Web page and app entries
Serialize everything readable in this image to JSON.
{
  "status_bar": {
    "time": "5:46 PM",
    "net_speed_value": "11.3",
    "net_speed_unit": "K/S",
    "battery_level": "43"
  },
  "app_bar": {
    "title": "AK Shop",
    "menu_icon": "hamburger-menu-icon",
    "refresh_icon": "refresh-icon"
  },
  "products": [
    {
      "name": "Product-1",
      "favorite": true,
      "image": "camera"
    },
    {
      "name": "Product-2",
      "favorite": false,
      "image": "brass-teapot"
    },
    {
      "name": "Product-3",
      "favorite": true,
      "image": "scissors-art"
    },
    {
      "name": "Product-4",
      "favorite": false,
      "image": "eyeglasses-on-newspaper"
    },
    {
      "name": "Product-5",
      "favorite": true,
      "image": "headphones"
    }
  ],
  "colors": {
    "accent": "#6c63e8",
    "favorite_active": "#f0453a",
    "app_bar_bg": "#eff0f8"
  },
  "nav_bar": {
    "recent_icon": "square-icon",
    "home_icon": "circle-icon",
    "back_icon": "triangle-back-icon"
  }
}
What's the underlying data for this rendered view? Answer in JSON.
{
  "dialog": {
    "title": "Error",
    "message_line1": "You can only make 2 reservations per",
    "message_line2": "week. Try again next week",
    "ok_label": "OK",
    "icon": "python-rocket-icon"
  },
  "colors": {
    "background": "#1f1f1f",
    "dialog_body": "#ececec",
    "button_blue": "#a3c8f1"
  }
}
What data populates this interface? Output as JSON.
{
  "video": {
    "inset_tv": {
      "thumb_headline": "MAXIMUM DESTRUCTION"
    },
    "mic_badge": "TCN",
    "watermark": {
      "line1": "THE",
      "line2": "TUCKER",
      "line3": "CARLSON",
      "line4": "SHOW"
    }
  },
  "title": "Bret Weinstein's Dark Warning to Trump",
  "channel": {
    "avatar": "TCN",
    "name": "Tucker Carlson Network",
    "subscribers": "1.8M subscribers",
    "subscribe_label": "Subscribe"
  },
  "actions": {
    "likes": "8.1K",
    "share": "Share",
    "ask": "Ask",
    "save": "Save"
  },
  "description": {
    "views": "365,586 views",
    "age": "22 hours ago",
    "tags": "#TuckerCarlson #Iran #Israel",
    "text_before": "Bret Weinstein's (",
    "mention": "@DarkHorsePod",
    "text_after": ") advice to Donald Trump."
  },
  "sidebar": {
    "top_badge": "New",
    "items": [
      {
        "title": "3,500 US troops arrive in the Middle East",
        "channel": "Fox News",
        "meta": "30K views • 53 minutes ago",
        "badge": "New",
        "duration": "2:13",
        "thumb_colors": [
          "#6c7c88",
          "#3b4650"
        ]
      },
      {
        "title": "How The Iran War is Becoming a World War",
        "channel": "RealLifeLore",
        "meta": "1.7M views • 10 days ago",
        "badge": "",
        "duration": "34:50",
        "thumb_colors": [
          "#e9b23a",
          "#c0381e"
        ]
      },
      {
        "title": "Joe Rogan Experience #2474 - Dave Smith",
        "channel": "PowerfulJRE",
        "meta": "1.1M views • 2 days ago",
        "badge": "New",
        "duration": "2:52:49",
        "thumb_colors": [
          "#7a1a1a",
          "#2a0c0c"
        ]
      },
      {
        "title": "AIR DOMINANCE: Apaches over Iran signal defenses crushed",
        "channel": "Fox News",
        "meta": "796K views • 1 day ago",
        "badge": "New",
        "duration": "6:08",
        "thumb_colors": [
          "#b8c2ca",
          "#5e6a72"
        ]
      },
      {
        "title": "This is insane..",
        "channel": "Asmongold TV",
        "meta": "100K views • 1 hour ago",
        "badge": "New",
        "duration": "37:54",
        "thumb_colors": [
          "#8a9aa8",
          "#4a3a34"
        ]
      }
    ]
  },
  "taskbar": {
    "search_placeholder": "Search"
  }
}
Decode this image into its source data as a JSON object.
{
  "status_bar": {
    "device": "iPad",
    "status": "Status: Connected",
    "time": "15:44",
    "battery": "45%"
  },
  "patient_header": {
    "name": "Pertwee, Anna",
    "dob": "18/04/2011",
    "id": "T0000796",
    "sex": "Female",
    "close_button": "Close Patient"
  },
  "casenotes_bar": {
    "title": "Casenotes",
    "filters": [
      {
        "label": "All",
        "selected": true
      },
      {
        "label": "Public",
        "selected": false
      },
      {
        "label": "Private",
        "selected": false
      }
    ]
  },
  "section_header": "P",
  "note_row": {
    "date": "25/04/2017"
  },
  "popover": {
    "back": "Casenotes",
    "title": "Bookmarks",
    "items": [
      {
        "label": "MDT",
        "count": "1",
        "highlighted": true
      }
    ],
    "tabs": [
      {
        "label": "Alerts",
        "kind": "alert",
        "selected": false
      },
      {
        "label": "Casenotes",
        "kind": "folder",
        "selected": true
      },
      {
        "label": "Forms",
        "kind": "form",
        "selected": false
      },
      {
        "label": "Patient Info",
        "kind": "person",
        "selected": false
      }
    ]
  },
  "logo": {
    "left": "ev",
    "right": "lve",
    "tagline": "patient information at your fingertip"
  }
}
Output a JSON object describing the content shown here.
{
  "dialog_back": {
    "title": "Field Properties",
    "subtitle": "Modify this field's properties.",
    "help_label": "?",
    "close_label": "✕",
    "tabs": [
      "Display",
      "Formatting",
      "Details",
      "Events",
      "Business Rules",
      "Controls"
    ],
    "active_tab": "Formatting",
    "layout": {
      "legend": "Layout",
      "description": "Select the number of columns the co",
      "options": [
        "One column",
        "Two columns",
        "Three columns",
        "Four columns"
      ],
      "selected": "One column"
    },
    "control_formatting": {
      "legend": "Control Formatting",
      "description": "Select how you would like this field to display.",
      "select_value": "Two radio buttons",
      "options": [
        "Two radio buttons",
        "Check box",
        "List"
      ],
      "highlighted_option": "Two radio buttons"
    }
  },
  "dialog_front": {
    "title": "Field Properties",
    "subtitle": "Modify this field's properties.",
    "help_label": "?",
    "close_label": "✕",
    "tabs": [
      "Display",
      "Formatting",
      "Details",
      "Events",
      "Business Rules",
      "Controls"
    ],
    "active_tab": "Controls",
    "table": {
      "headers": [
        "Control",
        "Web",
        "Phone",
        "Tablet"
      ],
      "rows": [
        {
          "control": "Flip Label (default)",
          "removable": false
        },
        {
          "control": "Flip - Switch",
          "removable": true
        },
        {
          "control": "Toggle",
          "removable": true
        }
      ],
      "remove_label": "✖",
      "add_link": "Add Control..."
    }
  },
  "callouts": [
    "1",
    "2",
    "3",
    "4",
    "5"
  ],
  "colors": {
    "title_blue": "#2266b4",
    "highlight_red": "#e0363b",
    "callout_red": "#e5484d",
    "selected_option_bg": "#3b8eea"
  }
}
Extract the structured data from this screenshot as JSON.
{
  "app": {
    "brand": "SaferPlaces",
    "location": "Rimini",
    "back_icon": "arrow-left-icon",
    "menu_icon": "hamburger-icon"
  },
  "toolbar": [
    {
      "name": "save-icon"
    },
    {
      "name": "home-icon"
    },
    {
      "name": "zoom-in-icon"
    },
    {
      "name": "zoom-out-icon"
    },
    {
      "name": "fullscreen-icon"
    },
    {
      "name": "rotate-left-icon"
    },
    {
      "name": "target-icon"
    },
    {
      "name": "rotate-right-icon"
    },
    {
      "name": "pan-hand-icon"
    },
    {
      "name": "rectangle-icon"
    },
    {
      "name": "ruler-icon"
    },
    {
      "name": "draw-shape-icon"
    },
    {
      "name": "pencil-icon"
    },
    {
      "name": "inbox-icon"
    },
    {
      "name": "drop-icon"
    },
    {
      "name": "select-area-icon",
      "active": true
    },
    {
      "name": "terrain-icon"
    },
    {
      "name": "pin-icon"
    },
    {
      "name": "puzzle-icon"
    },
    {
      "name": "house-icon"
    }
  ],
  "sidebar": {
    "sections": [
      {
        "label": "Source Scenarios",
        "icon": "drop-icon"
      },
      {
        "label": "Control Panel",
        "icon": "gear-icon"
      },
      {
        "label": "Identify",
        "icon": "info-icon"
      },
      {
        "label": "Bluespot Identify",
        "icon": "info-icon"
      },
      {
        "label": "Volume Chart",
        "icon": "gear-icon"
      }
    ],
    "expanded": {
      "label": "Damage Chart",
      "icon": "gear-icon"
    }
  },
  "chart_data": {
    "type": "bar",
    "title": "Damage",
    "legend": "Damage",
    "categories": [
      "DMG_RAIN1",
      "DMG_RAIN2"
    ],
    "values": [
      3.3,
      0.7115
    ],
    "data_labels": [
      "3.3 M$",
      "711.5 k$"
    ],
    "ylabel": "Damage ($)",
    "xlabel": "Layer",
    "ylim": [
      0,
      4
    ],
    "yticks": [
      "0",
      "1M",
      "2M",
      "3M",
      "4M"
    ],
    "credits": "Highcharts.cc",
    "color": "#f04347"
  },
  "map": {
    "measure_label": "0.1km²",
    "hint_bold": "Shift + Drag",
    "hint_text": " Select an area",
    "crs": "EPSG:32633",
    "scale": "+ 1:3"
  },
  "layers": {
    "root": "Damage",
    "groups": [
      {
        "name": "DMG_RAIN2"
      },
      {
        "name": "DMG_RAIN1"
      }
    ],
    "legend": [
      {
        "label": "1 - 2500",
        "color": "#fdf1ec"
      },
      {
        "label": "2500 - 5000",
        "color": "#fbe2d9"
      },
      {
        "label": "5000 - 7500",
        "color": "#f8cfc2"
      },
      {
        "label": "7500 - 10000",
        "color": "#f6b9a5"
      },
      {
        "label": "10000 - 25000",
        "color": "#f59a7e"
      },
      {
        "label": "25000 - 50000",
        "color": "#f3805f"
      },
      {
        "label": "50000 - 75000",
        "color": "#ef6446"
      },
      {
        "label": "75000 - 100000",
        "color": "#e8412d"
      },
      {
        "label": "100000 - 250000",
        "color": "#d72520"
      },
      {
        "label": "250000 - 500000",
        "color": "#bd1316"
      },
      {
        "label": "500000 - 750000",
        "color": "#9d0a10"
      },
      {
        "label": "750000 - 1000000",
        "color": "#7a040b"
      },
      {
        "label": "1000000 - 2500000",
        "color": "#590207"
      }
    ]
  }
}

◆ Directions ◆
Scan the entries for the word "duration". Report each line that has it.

◆ Finished exercise ◆
        "duration": "2:13",
        "duration": "34:50",
        "duration": "2:52:49",
        "duration": "6:08",
        "duration": "37:54",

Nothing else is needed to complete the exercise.